→ **TASK BRIEF**
Nothing but a number is needed: the count of lines below that include "gear".
****
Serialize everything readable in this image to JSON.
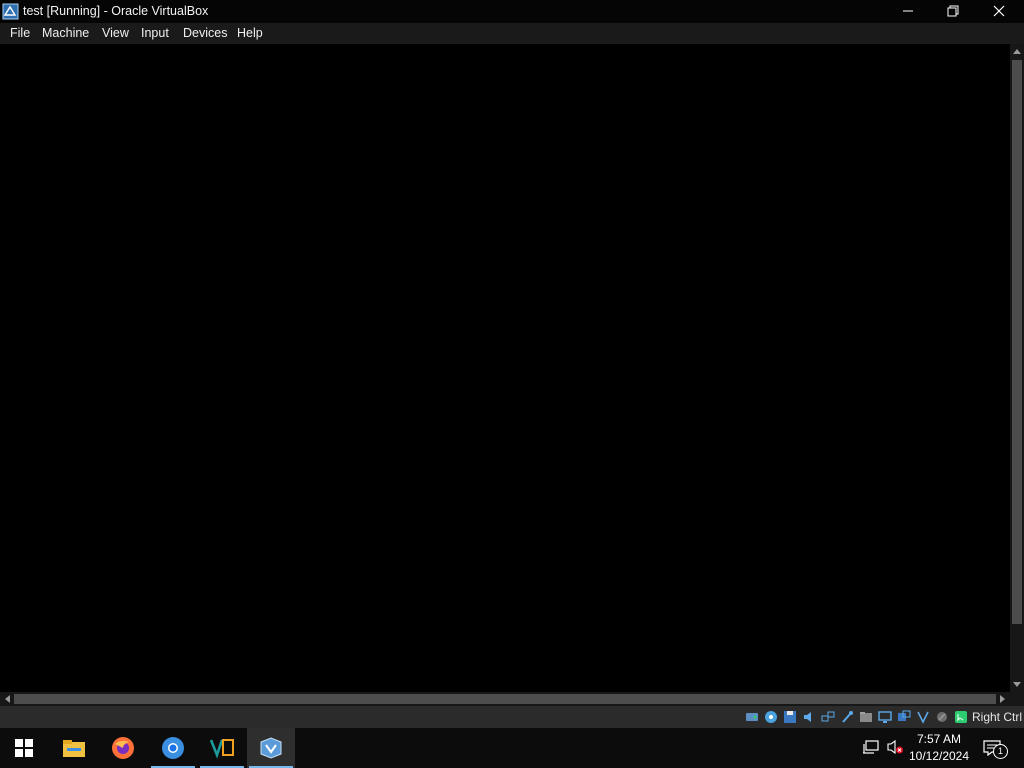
{
  "window": {
    "title": "test [Running] - Oracle VirtualBox",
    "app_icon": "virtualbox-icon",
    "controls": [
      "minimize-icon",
      "restore-icon",
      "close-icon"
    ]
  },
  "menu": {
    "items": [
      {
        "label": "File"
      },
      {
        "label": "Machine"
      },
      {
        "label": "View"
      },
      {
        "label": "Input"
      },
      {
        "label": "Devices"
      },
      {
        "label": "Help"
      }
    ]
  },
  "statusbar": {
    "icons": [
      "hard-disk-icon",
      "optical-drive-icon",
      "floppy-icon",
      "audio-icon",
      "network-icon",
      "usb-icon",
      "shared-folders-icon",
      "display-icon",
      "recording-icon",
      "cpu-icon",
      "virtualization-icon",
      "mouse-integration-icon",
      "keyboard-icon"
    ],
    "host_key": "Right Ctrl"
  },
  "taskbar": {
    "apps": [
      "start-icon",
      "file-explorer-icon",
      "firefox-icon",
      "chrome-icon",
      "vscode-icon",
      "virtualbox-icon"
    ],
    "time": "7:57 AM",
    "date": "10/12/2024",
    "notification_count": "1"
  },
  "colors": {
    "taskbar_accent": "#76b9ed",
    "menubar_bg": "#1a1a1a",
    "vm_screen": "#000000"
  }
}
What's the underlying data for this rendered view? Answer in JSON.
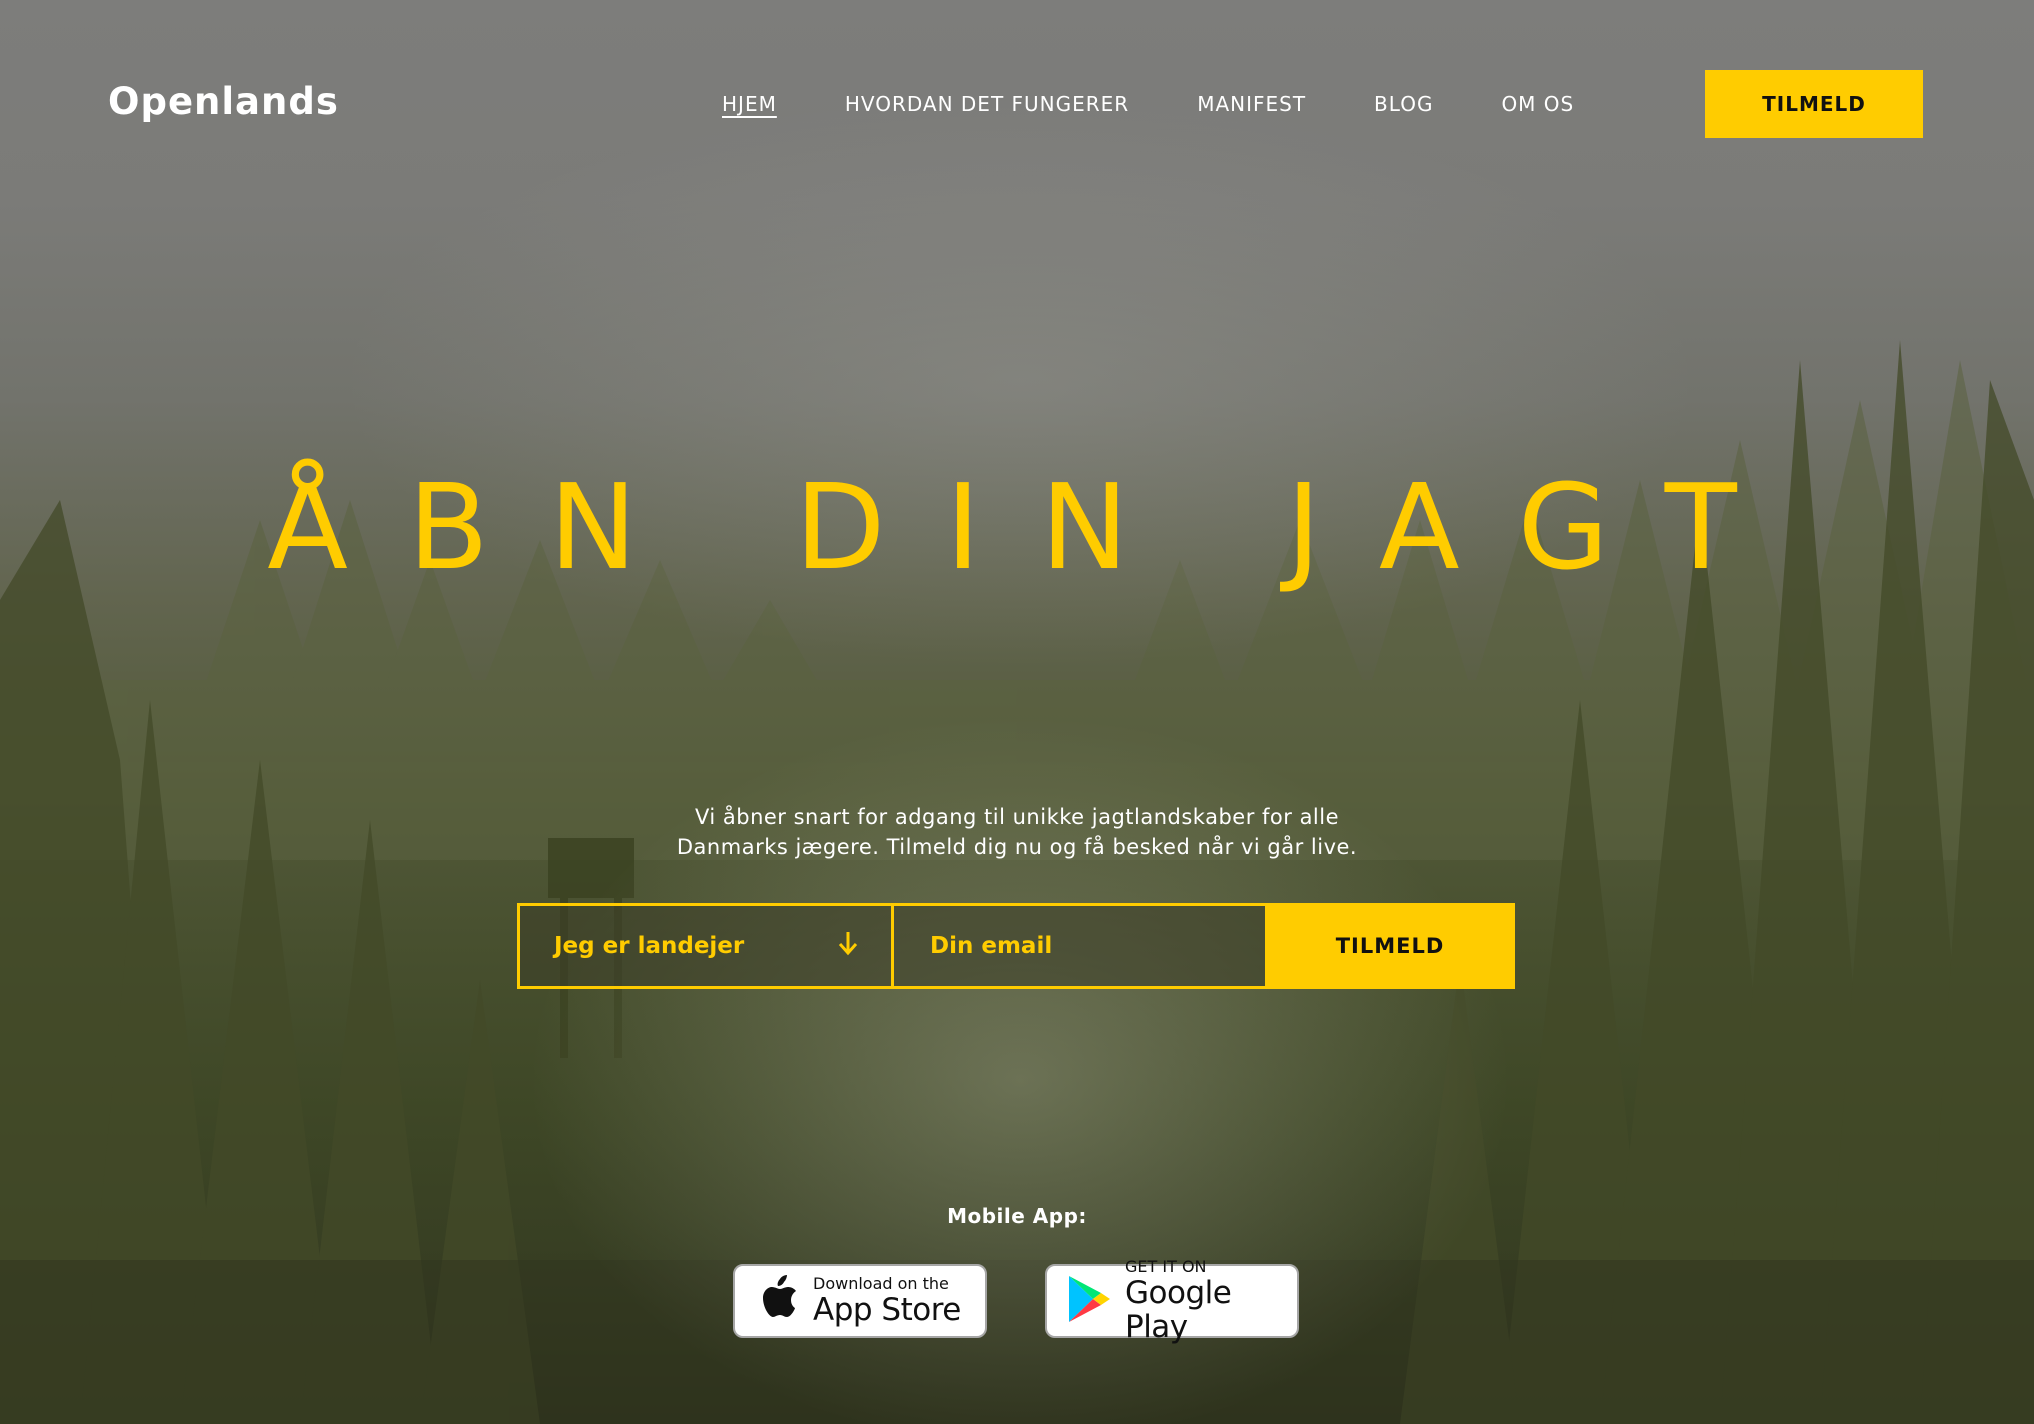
{
  "brand": {
    "logo": "Openlands"
  },
  "nav": {
    "items": [
      {
        "label": "HJEM",
        "active": true
      },
      {
        "label": "HVORDAN DET FUNGERER"
      },
      {
        "label": "MANIFEST"
      },
      {
        "label": "BLOG"
      },
      {
        "label": "OM OS"
      }
    ],
    "cta_label": "TILMELD"
  },
  "hero": {
    "title": "ÅBN DIN JAGT",
    "subtitle_line1": "Vi åbner snart for adgang til unikke jagtlandskaber for alle",
    "subtitle_line2": "Danmarks jægere. Tilmeld dig nu og få besked når vi går live."
  },
  "signup": {
    "role_selected": "Jeg er landejer",
    "role_icon": "arrow-down-icon",
    "email_placeholder": "Din email",
    "submit_label": "TILMELD"
  },
  "mobile": {
    "label": "Mobile App:",
    "app_store": {
      "small": "Download on the",
      "big": "App Store",
      "icon": "apple-icon"
    },
    "google_play": {
      "small": "GET IT ON",
      "big": "Google Play",
      "icon": "google-play-icon"
    }
  },
  "colors": {
    "accent": "#ffcc00",
    "text_light": "#ffffff",
    "text_dark": "#111111"
  }
}
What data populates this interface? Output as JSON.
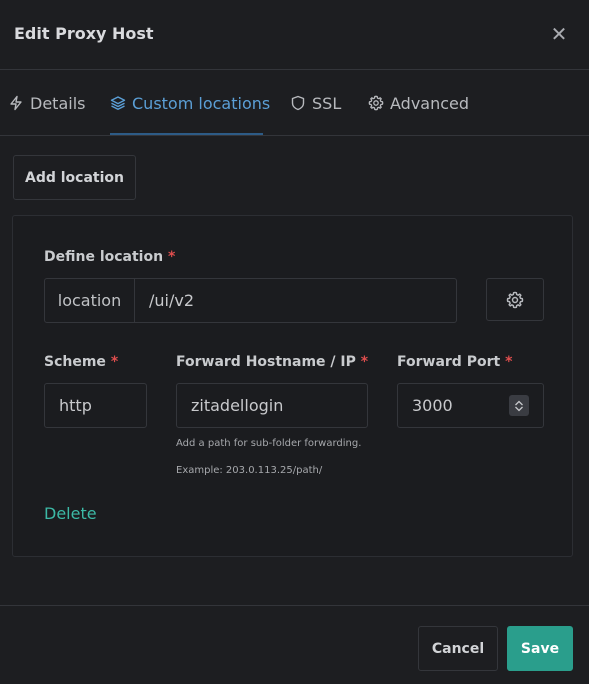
{
  "modal": {
    "title": "Edit Proxy Host",
    "close_icon": "close-icon"
  },
  "tabs": [
    {
      "label": "Details",
      "icon": "lightning-icon",
      "active": false
    },
    {
      "label": "Custom locations",
      "icon": "layers-icon",
      "active": true
    },
    {
      "label": "SSL",
      "icon": "shield-icon",
      "active": false
    },
    {
      "label": "Advanced",
      "icon": "gear-icon",
      "active": false
    }
  ],
  "actions": {
    "add_location": "Add location"
  },
  "location": {
    "define_label": "Define location",
    "required_mark": "*",
    "prefix": "location",
    "path_value": "/ui/v2",
    "settings_icon": "gear-icon",
    "scheme": {
      "label": "Scheme",
      "value": "http"
    },
    "hostname": {
      "label": "Forward Hostname / IP",
      "value": "zitadellogin",
      "help_line1": "Add a path for sub-folder forwarding.",
      "help_line2": "Example: 203.0.113.25/path/"
    },
    "port": {
      "label": "Forward Port",
      "value": "3000"
    },
    "delete": "Delete"
  },
  "footer": {
    "cancel": "Cancel",
    "save": "Save"
  },
  "colors": {
    "accent_blue": "#5b9fd6",
    "accent_teal": "#2a9e8c",
    "delete_teal": "#3cb9a6",
    "required_red": "#e04e4e",
    "background": "#1d1e21"
  }
}
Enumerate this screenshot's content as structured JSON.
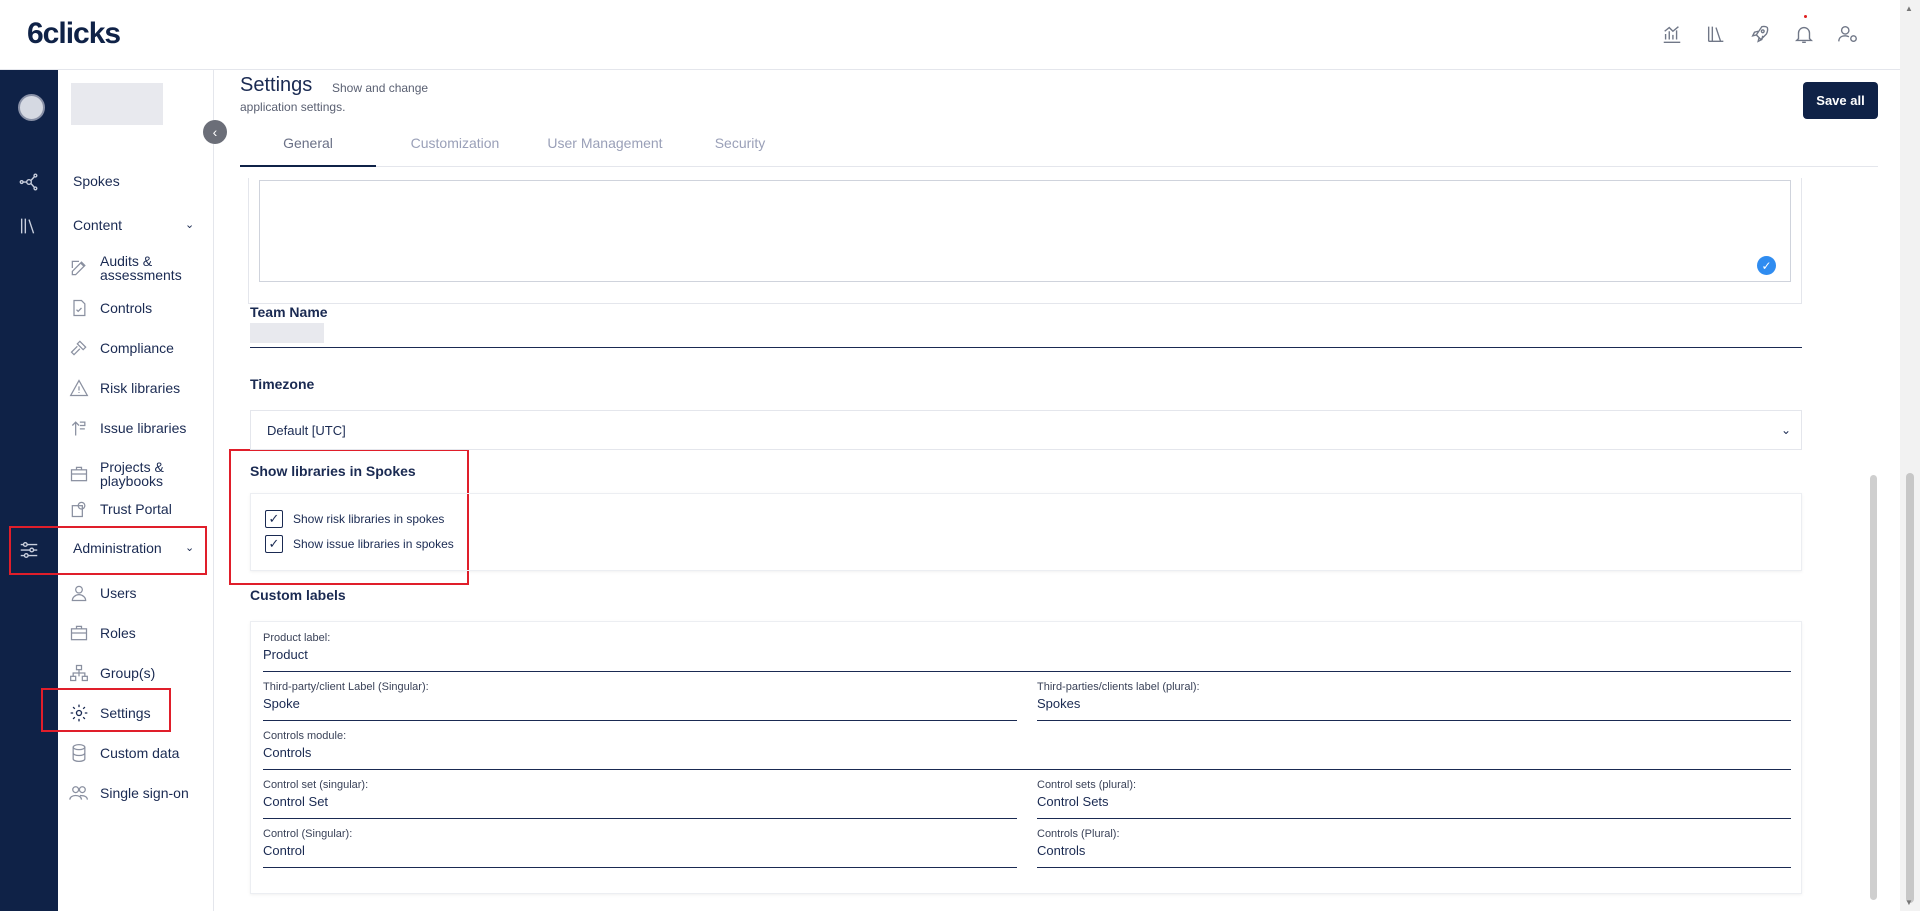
{
  "app": {
    "logo": "6clicks"
  },
  "header_icons": [
    "analytics-icon",
    "library-icon",
    "rocket-icon",
    "bell-icon",
    "user-settings-icon"
  ],
  "sidebar": {
    "spokes": "Spokes",
    "content": "Content",
    "content_items": [
      {
        "label": "Audits & assessments",
        "icon": "edit-icon"
      },
      {
        "label": "Controls",
        "icon": "check-doc-icon"
      },
      {
        "label": "Compliance",
        "icon": "gavel-icon"
      },
      {
        "label": "Risk libraries",
        "icon": "warning-icon"
      },
      {
        "label": "Issue libraries",
        "icon": "issue-icon"
      },
      {
        "label": "Projects & playbooks",
        "icon": "briefcase-icon"
      },
      {
        "label": "Trust Portal",
        "icon": "portal-icon"
      }
    ],
    "administration": "Administration",
    "admin_items": [
      {
        "label": "Users",
        "icon": "user-icon"
      },
      {
        "label": "Roles",
        "icon": "briefcase-icon"
      },
      {
        "label": "Group(s)",
        "icon": "hierarchy-icon"
      },
      {
        "label": "Settings",
        "icon": "gear-icon"
      },
      {
        "label": "Custom data",
        "icon": "database-icon"
      },
      {
        "label": "Single sign-on",
        "icon": "users-icon"
      }
    ]
  },
  "page": {
    "title": "Settings",
    "subtitle_a": "Show and change",
    "subtitle_b": "application settings.",
    "save_label": "Save all",
    "tabs": [
      "General",
      "Customization",
      "User Management",
      "Security"
    ],
    "active_tab": "General"
  },
  "form": {
    "team_name_label": "Team Name",
    "timezone_label": "Timezone",
    "timezone_value": "Default [UTC]",
    "libraries_label": "Show libraries in Spokes",
    "show_risk": "Show risk libraries in spokes",
    "show_issue": "Show issue libraries in spokes",
    "custom_labels_title": "Custom labels",
    "fields": {
      "product_label": {
        "label": "Product label:",
        "value": "Product"
      },
      "third_party_singular": {
        "label": "Third-party/client Label (Singular):",
        "value": "Spoke"
      },
      "third_party_plural": {
        "label": "Third-parties/clients label (plural):",
        "value": "Spokes"
      },
      "controls_module": {
        "label": "Controls module:",
        "value": "Controls"
      },
      "control_set_singular": {
        "label": "Control set (singular):",
        "value": "Control Set"
      },
      "control_sets_plural": {
        "label": "Control sets (plural):",
        "value": "Control Sets"
      },
      "control_singular": {
        "label": "Control (Singular):",
        "value": "Control"
      },
      "controls_plural": {
        "label": "Controls (Plural):",
        "value": "Controls"
      }
    }
  },
  "colors": {
    "brand": "#0f2247",
    "accent": "#2f8cf0",
    "highlight": "#e01e2a"
  }
}
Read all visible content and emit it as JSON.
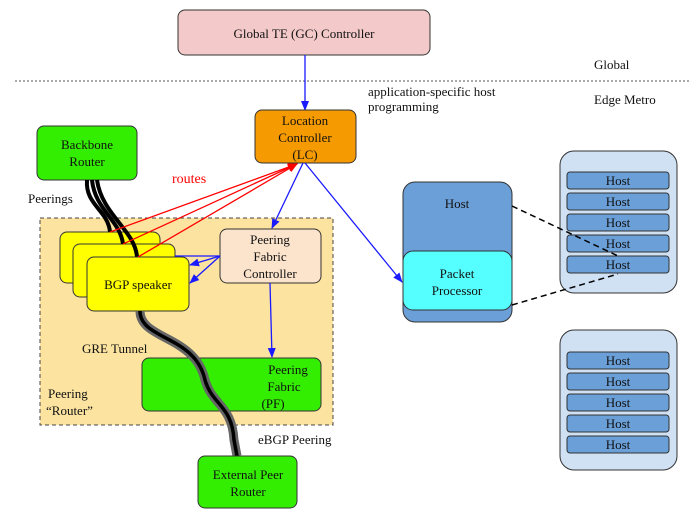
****
→ **TASK ANSWER**
3